Washington, D.C. 20007

Robert N. Dengler, Esq.
Flicker, Garelick & Associates
45 Broadway
New York, N.Y. 10006

___signed_________
RICHARD A. SEID
Attorney
U.S. Department of Labor
Office of the Solicitor


Footnotes

[1]    Although the Longshore Act refers to the "deputy commissioner," that official is now the "District Director." 20 C.F.R. § 702.105. The change in titles is purely administrative and does not affect the substance of that official's authority. 20 C.F.R. §§ 701.301(a)(7), 702.105; Kreschollek v. Southern Stevedoring Co., 223 F.3d 202, 206 n.1 (3d Cir. 2000). This brief refers to the "District Director" unless quoting a source that uses the earlier title.

[2]    This additional twenty percent is properly denominated "additional compensation" or "section 14(f) compensation" rather than a "penalty." See, e.g., Newport News Shipbuilding and Dry Dock Co. v. Brown, 376 F.3d 245, 249 (4th Cir. 2004) ("payments going directly to an employee are compensation, while payments going to the LHWCA special fund are penalties or fines"); Tahara v. Matson Terminals, Inc., 511 F.3d 950, 954 (9th Cir. 2007) (same). Nevertheless, the additional payment is frequently described as a penalty in the caselaw and the pleadings below. To avoid confusion, it is referred to as "section 14(f) compensation" herein.

[3]    The Longshore Procedure Manual is available electronically at http://www.dol.gov/owcp/dlhwc/lspm/pmtoc.htm.

[4]    References to Exhibits are to the record compiled before the District Court. Exhibits are cited by Document number and page number.

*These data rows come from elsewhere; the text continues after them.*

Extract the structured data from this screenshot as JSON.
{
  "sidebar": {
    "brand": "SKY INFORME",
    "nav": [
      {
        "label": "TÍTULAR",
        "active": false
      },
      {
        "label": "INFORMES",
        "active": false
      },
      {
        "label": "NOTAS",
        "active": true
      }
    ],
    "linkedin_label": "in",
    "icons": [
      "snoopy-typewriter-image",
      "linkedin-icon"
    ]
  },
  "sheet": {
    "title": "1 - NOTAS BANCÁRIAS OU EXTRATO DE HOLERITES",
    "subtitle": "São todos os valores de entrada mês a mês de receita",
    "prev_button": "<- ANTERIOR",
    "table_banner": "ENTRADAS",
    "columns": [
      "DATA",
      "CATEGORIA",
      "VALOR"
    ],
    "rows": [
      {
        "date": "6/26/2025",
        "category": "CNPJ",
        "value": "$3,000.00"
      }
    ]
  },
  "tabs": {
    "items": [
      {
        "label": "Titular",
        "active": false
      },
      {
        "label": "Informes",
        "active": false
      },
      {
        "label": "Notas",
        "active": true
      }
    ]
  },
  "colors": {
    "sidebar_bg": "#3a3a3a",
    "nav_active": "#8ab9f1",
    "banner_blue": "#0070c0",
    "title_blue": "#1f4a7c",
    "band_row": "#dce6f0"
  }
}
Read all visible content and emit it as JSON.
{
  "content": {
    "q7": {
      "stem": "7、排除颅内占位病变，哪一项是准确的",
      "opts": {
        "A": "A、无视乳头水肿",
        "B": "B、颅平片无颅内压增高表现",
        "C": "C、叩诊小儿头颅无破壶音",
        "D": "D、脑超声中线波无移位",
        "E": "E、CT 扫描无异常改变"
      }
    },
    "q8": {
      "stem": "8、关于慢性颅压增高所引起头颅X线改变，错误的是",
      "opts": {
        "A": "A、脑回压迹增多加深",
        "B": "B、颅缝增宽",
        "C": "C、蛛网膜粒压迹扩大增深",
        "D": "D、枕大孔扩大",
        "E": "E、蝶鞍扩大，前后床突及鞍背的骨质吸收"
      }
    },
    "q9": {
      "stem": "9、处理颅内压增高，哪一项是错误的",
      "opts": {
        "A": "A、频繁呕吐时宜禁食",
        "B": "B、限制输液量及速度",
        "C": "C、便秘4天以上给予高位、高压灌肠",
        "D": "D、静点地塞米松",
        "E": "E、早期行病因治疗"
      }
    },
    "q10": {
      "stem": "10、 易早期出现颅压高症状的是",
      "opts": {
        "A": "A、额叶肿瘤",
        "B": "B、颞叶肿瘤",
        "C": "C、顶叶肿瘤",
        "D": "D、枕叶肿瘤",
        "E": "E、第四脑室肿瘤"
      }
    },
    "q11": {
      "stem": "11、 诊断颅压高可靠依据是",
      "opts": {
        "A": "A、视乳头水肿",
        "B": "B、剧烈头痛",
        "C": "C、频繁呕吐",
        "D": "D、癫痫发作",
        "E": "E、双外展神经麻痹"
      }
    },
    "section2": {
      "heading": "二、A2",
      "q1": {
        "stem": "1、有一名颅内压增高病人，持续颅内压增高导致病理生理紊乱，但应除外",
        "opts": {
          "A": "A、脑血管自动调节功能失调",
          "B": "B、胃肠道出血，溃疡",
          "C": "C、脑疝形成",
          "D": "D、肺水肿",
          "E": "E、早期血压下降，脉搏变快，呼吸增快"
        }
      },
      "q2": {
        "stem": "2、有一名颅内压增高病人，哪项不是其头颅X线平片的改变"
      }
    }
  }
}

[5]    The settlement agreement specifically provided that the check should be delivered to Wheeler's attorney, rather than Wheeler himself. Doc. 10-1 at 12. Absent such an agreement, the fact that Wheeler did not receive the check within the ten-day period after the order was filed would render the payment untimely. 33 U.S.C. § 914(a) (compensation to "be paid . . . directly to the person entitled thereto . . ..); Lauzon v. Strachan Shipping Co., 782 F.2d 1217, 1221 (5th Cir. 1985) ("This Court is hard put to understand how issuing and holding a check in the office of the insurer is payment directly to the claimant").

[6]    Wheeler received a lump-sum payment of $145,000, of which he was required to pay his attorney $11,178.22. His net compensation was $133,821.78. Twenty percent of the net compensation is $26,764.36.

[7]    In any event, the BRB's construction of the Longshore Act is not entitled to deference. Potomac Electric Power Co. v. Director, OWCP, 449 U.S. 268, 278 n.18 (1980) ("[T]he Benefits Review Board is not a policymaking agency; its interpretation of the LHWCA thus is not entitled to any special deference from the courts.").